» **TASK**
Among the entries that follow, find every line with the word "title" and list it.

» **THE DATA**
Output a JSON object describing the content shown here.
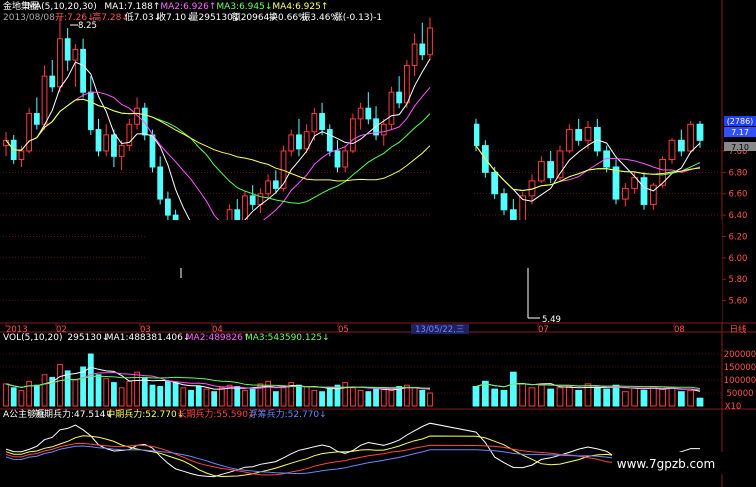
{
  "header": {
    "row1": [
      {
        "text": "金地集团",
        "color": "#ffffff"
      },
      {
        "text": "MA(5,10,20,30)",
        "color": "#ffffff"
      },
      {
        "text": "MA1:7.188↑",
        "color": "#ffffff"
      },
      {
        "text": "MA2:6.926↑",
        "color": "#ff66ff"
      },
      {
        "text": "MA3:6.945↓",
        "color": "#66ff66"
      },
      {
        "text": "MA4:6.925↑",
        "color": "#ffff66"
      }
    ],
    "row2": [
      {
        "text": "2013/08/08",
        "color": "#aaaaaa"
      },
      {
        "text": "开:7.26↓",
        "color": "#ff5555"
      },
      {
        "text": "高7.28↓",
        "color": "#ff5555"
      },
      {
        "text": "低7.03↓",
        "color": "#ffffff"
      },
      {
        "text": "收7.10↓",
        "color": "#ffffff"
      },
      {
        "text": "量295130↓",
        "color": "#ffffff"
      },
      {
        "text": "额20964↓",
        "color": "#ffffff"
      },
      {
        "text": "换0.66%",
        "color": "#ffffff"
      },
      {
        "text": "振3.46%",
        "color": "#ffffff"
      },
      {
        "text": "涨(-0.13)-1",
        "color": "#ffffff"
      }
    ]
  },
  "price_panel": {
    "high_marker": "8.25",
    "low_marker": "5.49",
    "badge_value": "(2786)",
    "current_price": "7.17",
    "last_price": "7.10"
  },
  "x_axis": {
    "labels": [
      "2013",
      "02",
      "03",
      "04",
      "05",
      "13/05/22,三",
      "07",
      "08"
    ],
    "corner": "日线"
  },
  "volume_panel": {
    "header": [
      {
        "text": "VOL(5,10,20)",
        "color": "#ffffff"
      },
      {
        "text": "295130↓",
        "color": "#ffffff"
      },
      {
        "text": "MA1:488381.406↓",
        "color": "#ffffff"
      },
      {
        "text": "MA2:489826↑",
        "color": "#ff66ff"
      },
      {
        "text": "MA3:543590.125↓",
        "color": "#66ff66"
      }
    ],
    "y_unit": "X10"
  },
  "indicator_panel": {
    "header": [
      {
        "text": "A公主够兵",
        "color": "#ffffff"
      },
      {
        "text": "短期兵力:47.514↓",
        "color": "#ffffff"
      },
      {
        "text": "中期兵力:52.770↓",
        "color": "#ffff66"
      },
      {
        "text": "长期兵力:55.590↓",
        "color": "#ff4444"
      },
      {
        "text": "浮筹兵力:52.770↓",
        "color": "#6688ff"
      }
    ]
  },
  "watermark": "www.7gpzb.com",
  "colors": {
    "up": "#ff3b3b",
    "down": "#54ffff",
    "ma1": "#ffffff",
    "ma2": "#ff55ff",
    "ma3": "#55ff55",
    "ma4": "#ffff55",
    "grid": "#8a1a1a"
  },
  "chart_data": [
    {
      "type": "candlestick",
      "title": "金地集团",
      "period": "日线",
      "ylim": [
        5.4,
        8.3
      ],
      "y_ticks": [
        5.6,
        5.8,
        6.0,
        6.2,
        6.4,
        6.6,
        6.8,
        7.0
      ],
      "annotated_high": 8.25,
      "annotated_low": 5.49,
      "segments": [
        {
          "start": "2013-01",
          "ohlc": [
            [
              7.05,
              7.18,
              6.95,
              7.1
            ],
            [
              7.1,
              7.15,
              6.88,
              6.92
            ],
            [
              6.92,
              7.05,
              6.85,
              7.0
            ],
            [
              7.0,
              7.4,
              6.98,
              7.35
            ],
            [
              7.35,
              7.5,
              7.2,
              7.25
            ],
            [
              7.25,
              7.8,
              7.2,
              7.7
            ],
            [
              7.7,
              7.85,
              7.55,
              7.6
            ],
            [
              7.6,
              8.25,
              7.55,
              8.05
            ],
            [
              8.05,
              8.15,
              7.75,
              7.85
            ],
            [
              7.85,
              8.0,
              7.6,
              7.95
            ],
            [
              7.95,
              8.05,
              7.5,
              7.55
            ],
            [
              7.55,
              7.7,
              7.15,
              7.2
            ],
            [
              7.2,
              7.3,
              6.95,
              7.0
            ],
            [
              7.0,
              7.25,
              6.95,
              7.15
            ],
            [
              7.15,
              7.2,
              6.85,
              6.95
            ],
            [
              6.95,
              7.1,
              6.82,
              7.05
            ],
            [
              7.05,
              7.3,
              7.0,
              7.25
            ],
            [
              7.25,
              7.5,
              7.2,
              7.4
            ],
            [
              7.4,
              7.45,
              7.1,
              7.15
            ],
            [
              7.15,
              7.2,
              6.8,
              6.85
            ],
            [
              6.85,
              6.95,
              6.5,
              6.55
            ],
            [
              6.55,
              6.62,
              6.35,
              6.4
            ],
            [
              6.4,
              6.45,
              6.2,
              6.25
            ],
            [
              6.25,
              6.35,
              6.15,
              6.3
            ],
            [
              6.3,
              6.32,
              6.1,
              6.15
            ],
            [
              6.15,
              6.2,
              5.98,
              6.05
            ],
            [
              6.05,
              6.25,
              6.0,
              6.22
            ],
            [
              6.22,
              6.28,
              6.05,
              6.1
            ],
            [
              6.1,
              6.35,
              6.08,
              6.3
            ],
            [
              6.3,
              6.5,
              6.25,
              6.45
            ],
            [
              6.45,
              6.55,
              6.3,
              6.35
            ],
            [
              6.35,
              6.62,
              6.32,
              6.58
            ],
            [
              6.58,
              6.68,
              6.45,
              6.5
            ],
            [
              6.5,
              6.65,
              6.42,
              6.6
            ],
            [
              6.6,
              6.78,
              6.55,
              6.72
            ],
            [
              6.72,
              6.82,
              6.6,
              6.65
            ],
            [
              6.65,
              7.05,
              6.62,
              7.0
            ],
            [
              7.0,
              7.2,
              6.95,
              7.15
            ],
            [
              7.15,
              7.3,
              6.95,
              7.02
            ],
            [
              7.02,
              7.25,
              6.98,
              7.18
            ],
            [
              7.18,
              7.4,
              7.1,
              7.35
            ],
            [
              7.35,
              7.45,
              7.15,
              7.2
            ],
            [
              7.2,
              7.25,
              6.95,
              7.0
            ],
            [
              7.0,
              7.1,
              6.8,
              6.85
            ],
            [
              6.85,
              7.05,
              6.8,
              7.0
            ],
            [
              7.0,
              7.35,
              6.98,
              7.3
            ],
            [
              7.3,
              7.45,
              7.2,
              7.4
            ],
            [
              7.4,
              7.55,
              7.25,
              7.3
            ],
            [
              7.3,
              7.42,
              7.1,
              7.15
            ],
            [
              7.15,
              7.3,
              7.05,
              7.25
            ],
            [
              7.25,
              7.6,
              7.2,
              7.55
            ],
            [
              7.55,
              7.7,
              7.4,
              7.45
            ],
            [
              7.45,
              7.85,
              7.4,
              7.8
            ],
            [
              7.8,
              8.1,
              7.7,
              8.0
            ],
            [
              8.0,
              8.2,
              7.85,
              7.9
            ],
            [
              7.9,
              8.25,
              7.85,
              8.15
            ]
          ]
        },
        {
          "start": "2013-06",
          "ohlc": [
            [
              7.25,
              7.3,
              7.0,
              7.05
            ],
            [
              7.05,
              7.1,
              6.75,
              6.8
            ],
            [
              6.8,
              6.85,
              6.55,
              6.6
            ],
            [
              6.6,
              6.65,
              6.4,
              6.45
            ],
            [
              6.45,
              6.55,
              5.49,
              6.3
            ],
            [
              6.3,
              6.62,
              6.25,
              6.58
            ],
            [
              6.58,
              6.78,
              6.5,
              6.72
            ],
            [
              6.72,
              6.95,
              6.7,
              6.9
            ],
            [
              6.9,
              7.0,
              6.7,
              6.75
            ],
            [
              6.75,
              7.05,
              6.72,
              7.0
            ],
            [
              7.0,
              7.25,
              6.98,
              7.2
            ],
            [
              7.2,
              7.3,
              7.05,
              7.1
            ],
            [
              7.1,
              7.28,
              7.02,
              7.22
            ],
            [
              7.22,
              7.3,
              6.95,
              7.0
            ],
            [
              7.0,
              7.05,
              6.8,
              6.85
            ],
            [
              6.85,
              6.92,
              6.5,
              6.55
            ],
            [
              6.55,
              6.7,
              6.48,
              6.65
            ],
            [
              6.65,
              6.8,
              6.6,
              6.75
            ],
            [
              6.75,
              6.8,
              6.45,
              6.5
            ],
            [
              6.5,
              6.7,
              6.45,
              6.68
            ],
            [
              6.68,
              6.95,
              6.65,
              6.92
            ],
            [
              6.92,
              7.12,
              6.88,
              7.1
            ],
            [
              7.1,
              7.2,
              6.95,
              7.0
            ],
            [
              7.0,
              7.28,
              6.98,
              7.25
            ],
            [
              7.25,
              7.28,
              7.03,
              7.1
            ]
          ]
        }
      ],
      "series": [
        {
          "name": "MA1",
          "param": 5
        },
        {
          "name": "MA2",
          "param": 10
        },
        {
          "name": "MA3",
          "param": 20
        },
        {
          "name": "MA4",
          "param": 30
        }
      ]
    },
    {
      "type": "bar",
      "title": "VOL(5,10,20)",
      "unit": "X10",
      "ylim": [
        0,
        250000
      ],
      "y_ticks": [
        0,
        50000,
        100000,
        150000,
        200000
      ],
      "segments": [
        {
          "values": [
            85,
            70,
            60,
            95,
            80,
            120,
            110,
            160,
            135,
            100,
            150,
            200,
            120,
            105,
            90,
            70,
            95,
            130,
            110,
            80,
            75,
            95,
            90,
            70,
            60,
            75,
            65,
            55,
            70,
            80,
            75,
            60,
            65,
            85,
            95,
            55,
            70,
            90,
            80,
            75,
            60,
            55,
            65,
            80,
            90,
            70,
            60,
            55,
            65,
            70,
            60,
            75,
            80,
            70,
            60,
            50
          ]
        },
        {
          "values": [
            75,
            95,
            65,
            60,
            130,
            85,
            70,
            80,
            65,
            70,
            75,
            60,
            85,
            70,
            65,
            80,
            55,
            70,
            60,
            75,
            65,
            70,
            55,
            60,
            30
          ]
        }
      ]
    },
    {
      "type": "line",
      "title": "A公主够兵",
      "series": [
        {
          "name": "短期兵力",
          "final": 47.514
        },
        {
          "name": "中期兵力",
          "final": 52.77
        },
        {
          "name": "长期兵力",
          "final": 55.59
        },
        {
          "name": "浮筹兵力",
          "final": 52.77
        }
      ]
    }
  ]
}
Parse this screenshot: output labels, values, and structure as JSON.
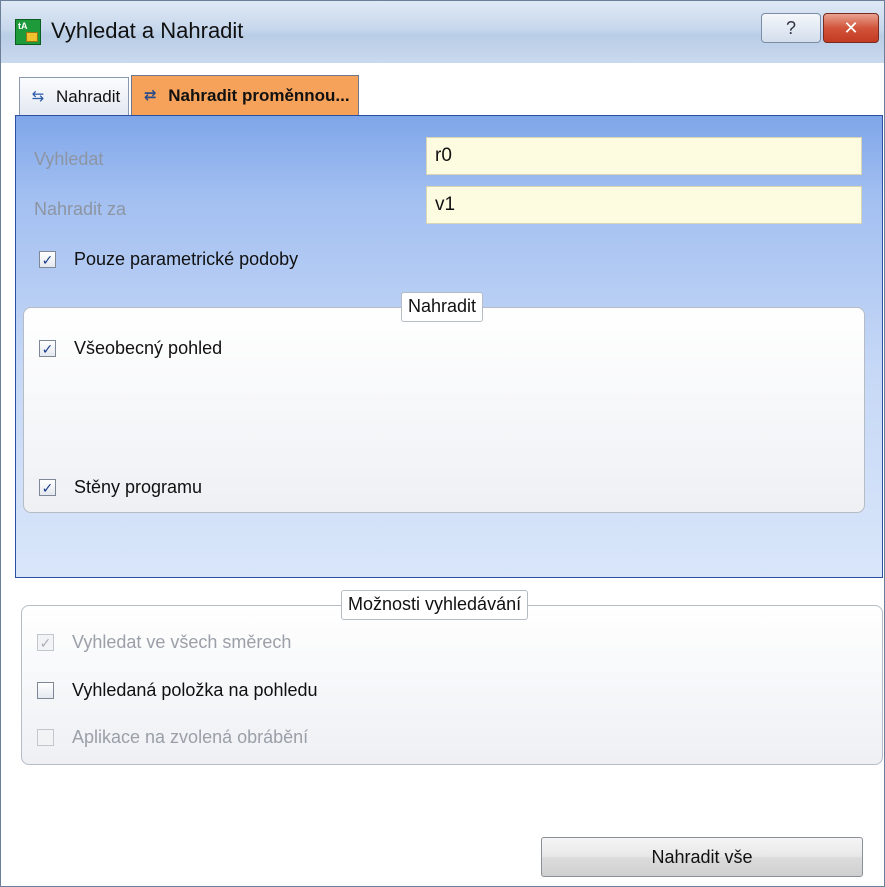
{
  "window": {
    "title": "Vyhledat a Nahradit",
    "help_label": "?",
    "close_label": "✕"
  },
  "tabs": [
    {
      "label": "Nahradit",
      "active": false
    },
    {
      "label": "Nahradit proměnnou...",
      "active": true
    }
  ],
  "replace_panel": {
    "search_label": "Vyhledat",
    "search_value": "r0",
    "replace_label": "Nahradit za",
    "replace_value": "v1",
    "parametric_only": {
      "label": "Pouze parametrické podoby",
      "checked": true
    },
    "group": {
      "title": "Nahradit",
      "general_view": {
        "label": "Všeobecný pohled",
        "checked": true
      },
      "program_faces": {
        "label": "Stěny programu",
        "checked": true
      }
    }
  },
  "search_options": {
    "title": "Možnosti vyhledávání",
    "all_directions": {
      "label": "Vyhledat ve všech směrech",
      "checked": true,
      "enabled": false
    },
    "found_item_in_view": {
      "label": "Vyhledaná položka na pohledu",
      "checked": false,
      "enabled": true
    },
    "apply_selected": {
      "label": "Aplikace na zvolená obrábění",
      "checked": false,
      "enabled": false
    }
  },
  "footer": {
    "replace_all_label": "Nahradit vše"
  },
  "colors": {
    "active_tab": "#f7a25a",
    "panel_gradient_top": "#7fa6ea",
    "panel_gradient_bottom": "#d9e6fa",
    "input_bg": "#fefce0",
    "close_button": "#c43a22"
  }
}
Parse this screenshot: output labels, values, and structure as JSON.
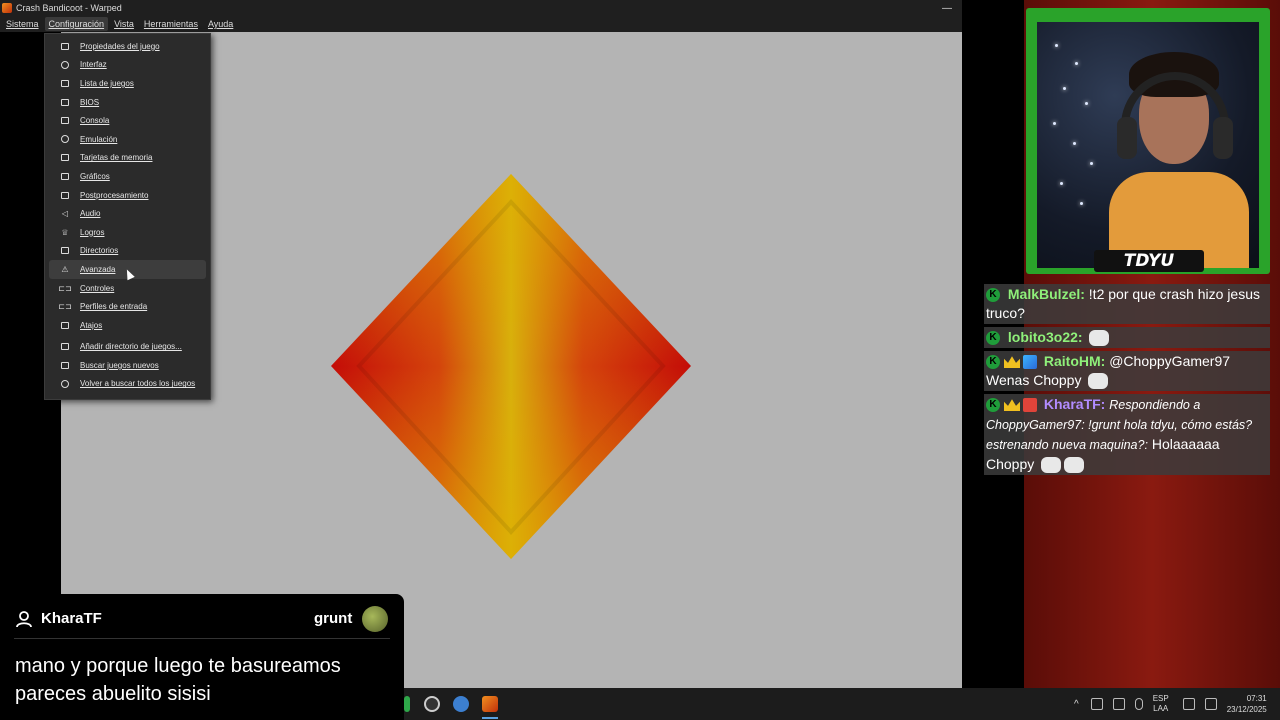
{
  "window": {
    "title": "Crash Bandicoot - Warped",
    "minimize": "—",
    "maximize": "❐",
    "close": "✕"
  },
  "menubar": [
    "Sistema",
    "Configuración",
    "Vista",
    "Herramientas",
    "Ayuda"
  ],
  "dropdown": {
    "items": [
      {
        "label": "Propiedades del juego",
        "icon": "game-properties-icon"
      },
      {
        "label": "Interfaz",
        "icon": "interface-gear-icon"
      },
      {
        "label": "Lista de juegos",
        "icon": "folder-icon"
      },
      {
        "label": "BIOS",
        "icon": "chip-icon"
      },
      {
        "label": "Consola",
        "icon": "console-icon"
      },
      {
        "label": "Emulación",
        "icon": "gear-icon"
      },
      {
        "label": "Tarjetas de memoria",
        "icon": "memory-card-icon"
      },
      {
        "label": "Gráficos",
        "icon": "image-icon"
      },
      {
        "label": "Postprocesamiento",
        "icon": "postprocessing-icon"
      },
      {
        "label": "Audio",
        "icon": "speaker-icon"
      },
      {
        "label": "Logros",
        "icon": "trophy-icon"
      },
      {
        "label": "Directorios",
        "icon": "folder-icon"
      },
      {
        "label": "Avanzada",
        "icon": "warning-icon"
      },
      {
        "label": "Controles",
        "icon": "gamepad-icon"
      },
      {
        "label": "Perfiles de entrada",
        "icon": "gamepad-icon"
      },
      {
        "label": "Atajos",
        "icon": "keyboard-icon"
      },
      {
        "label": "Añadir directorio de juegos...",
        "icon": "add-folder-icon"
      },
      {
        "label": "Buscar juegos nuevos",
        "icon": "search-folder-icon"
      },
      {
        "label": "Volver a buscar todos los juegos",
        "icon": "refresh-icon"
      }
    ]
  },
  "webcam": {
    "name_tag": "TDYU"
  },
  "chat": {
    "messages": [
      {
        "user": "MalkBulzel:",
        "text": "!t2 por que crash hizo jesus truco?"
      },
      {
        "user": "lobito3o22:",
        "text": ""
      },
      {
        "user": "RaitoHM:",
        "text": "@ChoppyGamer97 Wenas Choppy"
      },
      {
        "user": "KharaTF:",
        "text_italic": "Respondiendo a ChoppyGamer97: !grunt hola tdyu, cómo estás? estrenando nueva maquina?:",
        "text": "Holaaaaaa Choppy"
      }
    ]
  },
  "alert": {
    "user": "KharaTF",
    "command": "grunt",
    "message": "mano y porque luego te basureamos pareces abuelito sisisi"
  },
  "taskbar": {
    "lang_1": "ESP",
    "lang_2": "LAA",
    "time": "07:31",
    "date": "23/12/2025"
  },
  "colors": {
    "game_background": "#b4b4b4",
    "menu_background": "#2b2b2b",
    "webcam_frame": "#2aa32a",
    "chat_name_green": "#8ff07a",
    "chat_name_purple": "#b28cff"
  }
}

» **SOLUTION TO THE PROBLEM**
      "title": "金地集团",
      "title": "VOL(5,10,20)",
      "title": "A公主够兵",
    "title": "Vyhledat a Nahradit",
      "title": "Nahradit",
    "title": "Možnosti vyhledávání",
    "title": "Crash Bandicoot - Warped",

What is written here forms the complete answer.